Admittedly, I've been writing less directly about the intersection of reproductive justice with disability justice that I originally intended. So perhaps it might be worthwhile to return to that topic given everything I've been learning this summer.
Through my experience in this program, I've recognized just how closely the two can be bound up together. How we cannot have reproductive justice- where barriers are removed that prevent individuals from making decisions in this realm which they deem best for themselves- without disability justice. With the term "disability justice", I am referring to the legal & economic empowerment of people with disabilities together with a larger component of cultural change. In essence, remedying our current society's notion that there is a preferred way of existing & living in this world. Ableism currently defines which bodies are deemed "worthy" enough & which ones are stigmatized & considered disposable. When groups such as Autism Speaks situate me & all others on the autistic spectrum as "entrapped" within a "shell", there is a privileging of a specific way of communication where those of us who do not always communicate in the same as those who are neurotypical must be "normalized" by any means necessary. These standards of which lives are considered superior have been used to justify forced sterilization, oppressive institutionalization, denial of reproductive health care & countless acts of abuse against people with disabilities as well as a culture of eugenics which still prevails today. It's clear that we cannot have reproductive justice for all when such ableist assumptions about people with disabilities continue to be made.
I have to confess that never before had I begun to think about how even though I have certainly experienced ableism throughout my life, I simultaneous benefit from assumptions society makes about our bodies. This is certainly relevant when it comes to the realm of reproductive health. For example, I do not need to rely on a reproductive health clinic having materials in Braille or large print, a sign language interpreter, an accessible entrance & equipment, or the like in order to ensure my health & well-being. It's less likely that I will be in a situation where a caregiver will withhold necessary information about my health which I have a right to know. Because I am not currently taking any medications, I will not be stigmatized as an "addict" by a provider.
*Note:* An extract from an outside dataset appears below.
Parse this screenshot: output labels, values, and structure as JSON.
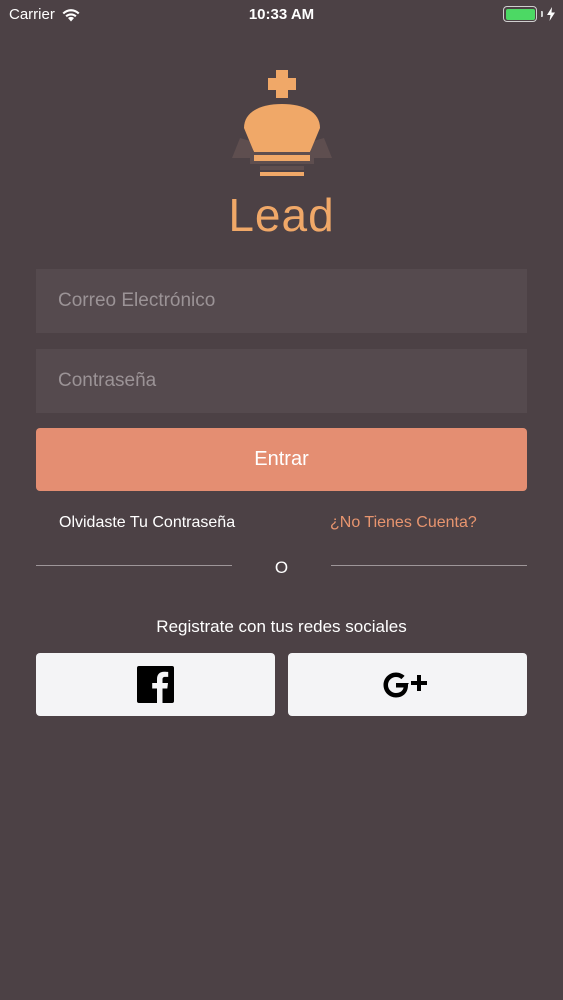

Thus, these are just some examples of how reproductive justice is contingent on erasing these barriers of accessibility & exclusion many people with disabilities face.
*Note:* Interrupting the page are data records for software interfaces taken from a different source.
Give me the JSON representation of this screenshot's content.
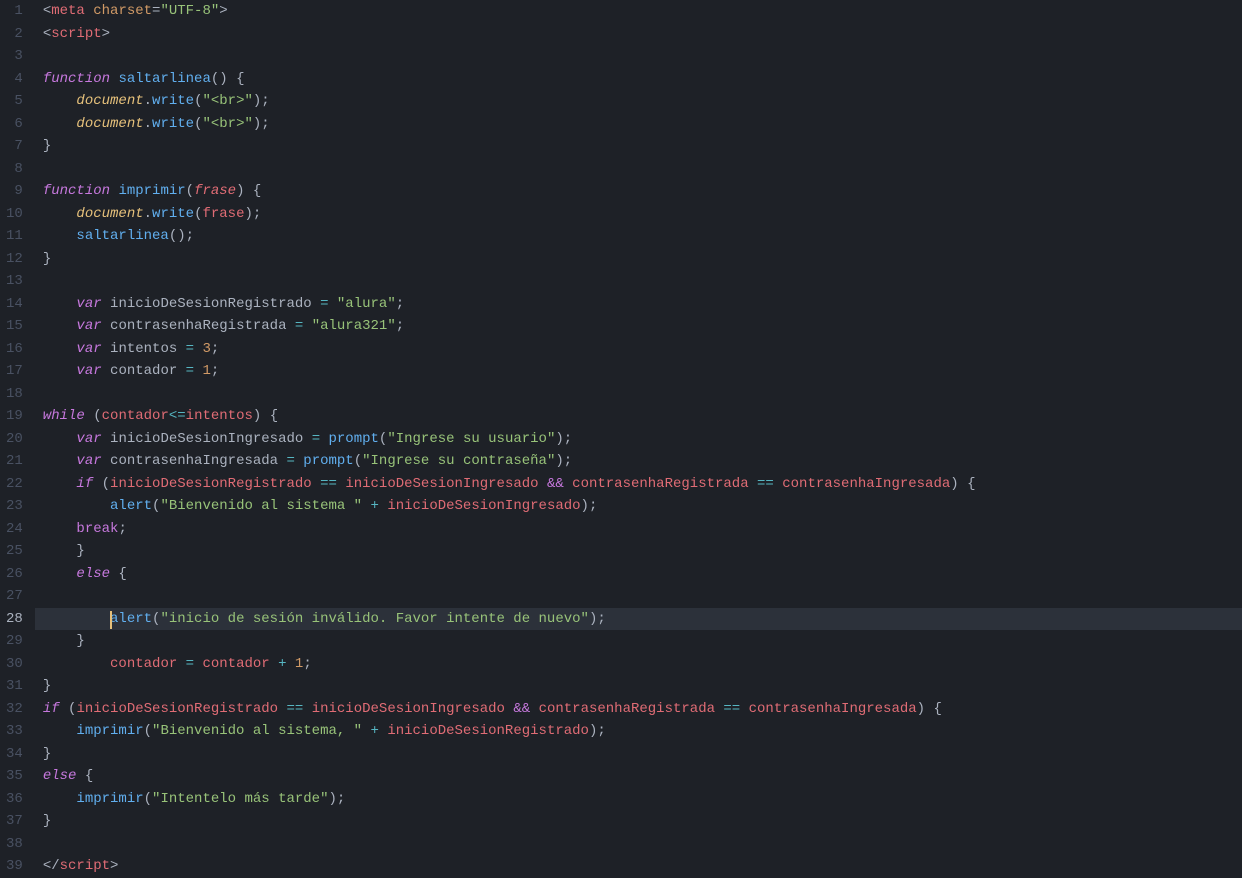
{
  "editor": {
    "activeLine": 28,
    "gutter": [
      "1",
      "2",
      "3",
      "4",
      "5",
      "6",
      "7",
      "8",
      "9",
      "10",
      "11",
      "12",
      "13",
      "14",
      "15",
      "16",
      "17",
      "18",
      "19",
      "20",
      "21",
      "22",
      "23",
      "24",
      "25",
      "26",
      "27",
      "28",
      "29",
      "30",
      "31",
      "32",
      "33",
      "34",
      "35",
      "36",
      "37",
      "38",
      "39"
    ],
    "lines": [
      [
        {
          "t": "<",
          "c": "c-tag"
        },
        {
          "t": "meta",
          "c": "c-tagname"
        },
        {
          "t": " ",
          "c": "c-plain"
        },
        {
          "t": "charset",
          "c": "c-attr"
        },
        {
          "t": "=",
          "c": "c-punct"
        },
        {
          "t": "\"UTF-8\"",
          "c": "c-string"
        },
        {
          "t": ">",
          "c": "c-tag"
        }
      ],
      [
        {
          "t": "<",
          "c": "c-tag"
        },
        {
          "t": "script",
          "c": "c-tagname"
        },
        {
          "t": ">",
          "c": "c-tag"
        }
      ],
      [],
      [
        {
          "t": "function",
          "c": "c-keyword"
        },
        {
          "t": " ",
          "c": "c-plain"
        },
        {
          "t": "saltarlinea",
          "c": "c-fn"
        },
        {
          "t": "() {",
          "c": "c-punct"
        }
      ],
      [
        {
          "t": "    ",
          "c": "c-plain"
        },
        {
          "t": "document",
          "c": "c-var"
        },
        {
          "t": ".",
          "c": "c-punct"
        },
        {
          "t": "write",
          "c": "c-fn"
        },
        {
          "t": "(",
          "c": "c-punct"
        },
        {
          "t": "\"<br>\"",
          "c": "c-string"
        },
        {
          "t": ");",
          "c": "c-punct"
        }
      ],
      [
        {
          "t": "    ",
          "c": "c-plain"
        },
        {
          "t": "document",
          "c": "c-var"
        },
        {
          "t": ".",
          "c": "c-punct"
        },
        {
          "t": "write",
          "c": "c-fn"
        },
        {
          "t": "(",
          "c": "c-punct"
        },
        {
          "t": "\"<br>\"",
          "c": "c-string"
        },
        {
          "t": ");",
          "c": "c-punct"
        }
      ],
      [
        {
          "t": "}",
          "c": "c-punct"
        }
      ],
      [],
      [
        {
          "t": "function",
          "c": "c-keyword"
        },
        {
          "t": " ",
          "c": "c-plain"
        },
        {
          "t": "imprimir",
          "c": "c-fn"
        },
        {
          "t": "(",
          "c": "c-punct"
        },
        {
          "t": "frase",
          "c": "c-param"
        },
        {
          "t": ") {",
          "c": "c-punct"
        }
      ],
      [
        {
          "t": "    ",
          "c": "c-plain"
        },
        {
          "t": "document",
          "c": "c-var"
        },
        {
          "t": ".",
          "c": "c-punct"
        },
        {
          "t": "write",
          "c": "c-fn"
        },
        {
          "t": "(",
          "c": "c-punct"
        },
        {
          "t": "frase",
          "c": "c-ident"
        },
        {
          "t": ");",
          "c": "c-punct"
        }
      ],
      [
        {
          "t": "    ",
          "c": "c-plain"
        },
        {
          "t": "saltarlinea",
          "c": "c-fn"
        },
        {
          "t": "();",
          "c": "c-punct"
        }
      ],
      [
        {
          "t": "}",
          "c": "c-punct"
        }
      ],
      [],
      [
        {
          "t": "    ",
          "c": "c-plain"
        },
        {
          "t": "var",
          "c": "c-storage"
        },
        {
          "t": " ",
          "c": "c-plain"
        },
        {
          "t": "inicioDeSesionRegistrado",
          "c": "c-plain"
        },
        {
          "t": " ",
          "c": "c-plain"
        },
        {
          "t": "=",
          "c": "c-op"
        },
        {
          "t": " ",
          "c": "c-plain"
        },
        {
          "t": "\"alura\"",
          "c": "c-string"
        },
        {
          "t": ";",
          "c": "c-punct"
        }
      ],
      [
        {
          "t": "    ",
          "c": "c-plain"
        },
        {
          "t": "var",
          "c": "c-storage"
        },
        {
          "t": " ",
          "c": "c-plain"
        },
        {
          "t": "contrasenhaRegistrada",
          "c": "c-plain"
        },
        {
          "t": " ",
          "c": "c-plain"
        },
        {
          "t": "=",
          "c": "c-op"
        },
        {
          "t": " ",
          "c": "c-plain"
        },
        {
          "t": "\"alura321\"",
          "c": "c-string"
        },
        {
          "t": ";",
          "c": "c-punct"
        }
      ],
      [
        {
          "t": "    ",
          "c": "c-plain"
        },
        {
          "t": "var",
          "c": "c-storage"
        },
        {
          "t": " ",
          "c": "c-plain"
        },
        {
          "t": "intentos",
          "c": "c-plain"
        },
        {
          "t": " ",
          "c": "c-plain"
        },
        {
          "t": "=",
          "c": "c-op"
        },
        {
          "t": " ",
          "c": "c-plain"
        },
        {
          "t": "3",
          "c": "c-num"
        },
        {
          "t": ";",
          "c": "c-punct"
        }
      ],
      [
        {
          "t": "    ",
          "c": "c-plain"
        },
        {
          "t": "var",
          "c": "c-storage"
        },
        {
          "t": " ",
          "c": "c-plain"
        },
        {
          "t": "contador",
          "c": "c-plain"
        },
        {
          "t": " ",
          "c": "c-plain"
        },
        {
          "t": "=",
          "c": "c-op"
        },
        {
          "t": " ",
          "c": "c-plain"
        },
        {
          "t": "1",
          "c": "c-num"
        },
        {
          "t": ";",
          "c": "c-punct"
        }
      ],
      [],
      [
        {
          "t": "while",
          "c": "c-keyword"
        },
        {
          "t": " (",
          "c": "c-punct"
        },
        {
          "t": "contador",
          "c": "c-ident"
        },
        {
          "t": "<=",
          "c": "c-op"
        },
        {
          "t": "intentos",
          "c": "c-ident"
        },
        {
          "t": ") {",
          "c": "c-punct"
        }
      ],
      [
        {
          "t": "    ",
          "c": "c-plain"
        },
        {
          "t": "var",
          "c": "c-storage"
        },
        {
          "t": " ",
          "c": "c-plain"
        },
        {
          "t": "inicioDeSesionIngresado",
          "c": "c-plain"
        },
        {
          "t": " ",
          "c": "c-plain"
        },
        {
          "t": "=",
          "c": "c-op"
        },
        {
          "t": " ",
          "c": "c-plain"
        },
        {
          "t": "prompt",
          "c": "c-fn"
        },
        {
          "t": "(",
          "c": "c-punct"
        },
        {
          "t": "\"Ingrese su usuario\"",
          "c": "c-string"
        },
        {
          "t": ");",
          "c": "c-punct"
        }
      ],
      [
        {
          "t": "    ",
          "c": "c-plain"
        },
        {
          "t": "var",
          "c": "c-storage"
        },
        {
          "t": " ",
          "c": "c-plain"
        },
        {
          "t": "contrasenhaIngresada",
          "c": "c-plain"
        },
        {
          "t": " ",
          "c": "c-plain"
        },
        {
          "t": "=",
          "c": "c-op"
        },
        {
          "t": " ",
          "c": "c-plain"
        },
        {
          "t": "prompt",
          "c": "c-fn"
        },
        {
          "t": "(",
          "c": "c-punct"
        },
        {
          "t": "\"Ingrese su contraseña\"",
          "c": "c-string"
        },
        {
          "t": ");",
          "c": "c-punct"
        }
      ],
      [
        {
          "t": "    ",
          "c": "c-plain"
        },
        {
          "t": "if",
          "c": "c-keyword"
        },
        {
          "t": " (",
          "c": "c-punct"
        },
        {
          "t": "inicioDeSesionRegistrado",
          "c": "c-ident"
        },
        {
          "t": " ",
          "c": "c-plain"
        },
        {
          "t": "==",
          "c": "c-op"
        },
        {
          "t": " ",
          "c": "c-plain"
        },
        {
          "t": "inicioDeSesionIngresado",
          "c": "c-ident"
        },
        {
          "t": " ",
          "c": "c-plain"
        },
        {
          "t": "&&",
          "c": "c-logop"
        },
        {
          "t": " ",
          "c": "c-plain"
        },
        {
          "t": "contrasenhaRegistrada",
          "c": "c-ident"
        },
        {
          "t": " ",
          "c": "c-plain"
        },
        {
          "t": "==",
          "c": "c-op"
        },
        {
          "t": " ",
          "c": "c-plain"
        },
        {
          "t": "contrasenhaIngresada",
          "c": "c-ident"
        },
        {
          "t": ") {",
          "c": "c-punct"
        }
      ],
      [
        {
          "t": "        ",
          "c": "c-plain"
        },
        {
          "t": "alert",
          "c": "c-fn"
        },
        {
          "t": "(",
          "c": "c-punct"
        },
        {
          "t": "\"Bienvenido al sistema \"",
          "c": "c-string"
        },
        {
          "t": " ",
          "c": "c-plain"
        },
        {
          "t": "+",
          "c": "c-op"
        },
        {
          "t": " ",
          "c": "c-plain"
        },
        {
          "t": "inicioDeSesionIngresado",
          "c": "c-ident"
        },
        {
          "t": ");",
          "c": "c-punct"
        }
      ],
      [
        {
          "t": "    ",
          "c": "c-plain"
        },
        {
          "t": "break",
          "c": "c-break"
        },
        {
          "t": ";",
          "c": "c-punct"
        }
      ],
      [
        {
          "t": "    }",
          "c": "c-punct"
        }
      ],
      [
        {
          "t": "    ",
          "c": "c-plain"
        },
        {
          "t": "else",
          "c": "c-keyword"
        },
        {
          "t": " {",
          "c": "c-punct"
        }
      ],
      [],
      [
        {
          "t": "        ",
          "c": "c-plain"
        },
        {
          "cursor": true
        },
        {
          "t": "alert",
          "c": "c-fn"
        },
        {
          "t": "(",
          "c": "c-punct"
        },
        {
          "t": "\"inicio de sesión inválido. Favor intente de nuevo\"",
          "c": "c-string"
        },
        {
          "t": ");",
          "c": "c-punct"
        }
      ],
      [
        {
          "t": "    }",
          "c": "c-punct"
        }
      ],
      [
        {
          "t": "        ",
          "c": "c-plain"
        },
        {
          "t": "contador",
          "c": "c-ident"
        },
        {
          "t": " ",
          "c": "c-plain"
        },
        {
          "t": "=",
          "c": "c-op"
        },
        {
          "t": " ",
          "c": "c-plain"
        },
        {
          "t": "contador",
          "c": "c-ident"
        },
        {
          "t": " ",
          "c": "c-plain"
        },
        {
          "t": "+",
          "c": "c-op"
        },
        {
          "t": " ",
          "c": "c-plain"
        },
        {
          "t": "1",
          "c": "c-num"
        },
        {
          "t": ";",
          "c": "c-punct"
        }
      ],
      [
        {
          "t": "}",
          "c": "c-punct"
        }
      ],
      [
        {
          "t": "if",
          "c": "c-keyword"
        },
        {
          "t": " (",
          "c": "c-punct"
        },
        {
          "t": "inicioDeSesionRegistrado",
          "c": "c-ident"
        },
        {
          "t": " ",
          "c": "c-plain"
        },
        {
          "t": "==",
          "c": "c-op"
        },
        {
          "t": " ",
          "c": "c-plain"
        },
        {
          "t": "inicioDeSesionIngresado",
          "c": "c-ident"
        },
        {
          "t": " ",
          "c": "c-plain"
        },
        {
          "t": "&&",
          "c": "c-logop"
        },
        {
          "t": " ",
          "c": "c-plain"
        },
        {
          "t": "contrasenhaRegistrada",
          "c": "c-ident"
        },
        {
          "t": " ",
          "c": "c-plain"
        },
        {
          "t": "==",
          "c": "c-op"
        },
        {
          "t": " ",
          "c": "c-plain"
        },
        {
          "t": "contrasenhaIngresada",
          "c": "c-ident"
        },
        {
          "t": ") {",
          "c": "c-punct"
        }
      ],
      [
        {
          "t": "    ",
          "c": "c-plain"
        },
        {
          "t": "imprimir",
          "c": "c-fn"
        },
        {
          "t": "(",
          "c": "c-punct"
        },
        {
          "t": "\"Bienvenido al sistema, \"",
          "c": "c-string"
        },
        {
          "t": " ",
          "c": "c-plain"
        },
        {
          "t": "+",
          "c": "c-op"
        },
        {
          "t": " ",
          "c": "c-plain"
        },
        {
          "t": "inicioDeSesionRegistrado",
          "c": "c-ident"
        },
        {
          "t": ");",
          "c": "c-punct"
        }
      ],
      [
        {
          "t": "}",
          "c": "c-punct"
        }
      ],
      [
        {
          "t": "else",
          "c": "c-keyword"
        },
        {
          "t": " {",
          "c": "c-punct"
        }
      ],
      [
        {
          "t": "    ",
          "c": "c-plain"
        },
        {
          "t": "imprimir",
          "c": "c-fn"
        },
        {
          "t": "(",
          "c": "c-punct"
        },
        {
          "t": "\"Intentelo más tarde\"",
          "c": "c-string"
        },
        {
          "t": ");",
          "c": "c-punct"
        }
      ],
      [
        {
          "t": "}",
          "c": "c-punct"
        }
      ],
      [],
      [
        {
          "t": "</",
          "c": "c-tag"
        },
        {
          "t": "script",
          "c": "c-tagname"
        },
        {
          "t": ">",
          "c": "c-tag"
        }
      ]
    ]
  }
}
As I've said before, these entries have been a great way to record so much of what I'm learning. I hope you're enjoying my entries as much as I've enjoyed writing them!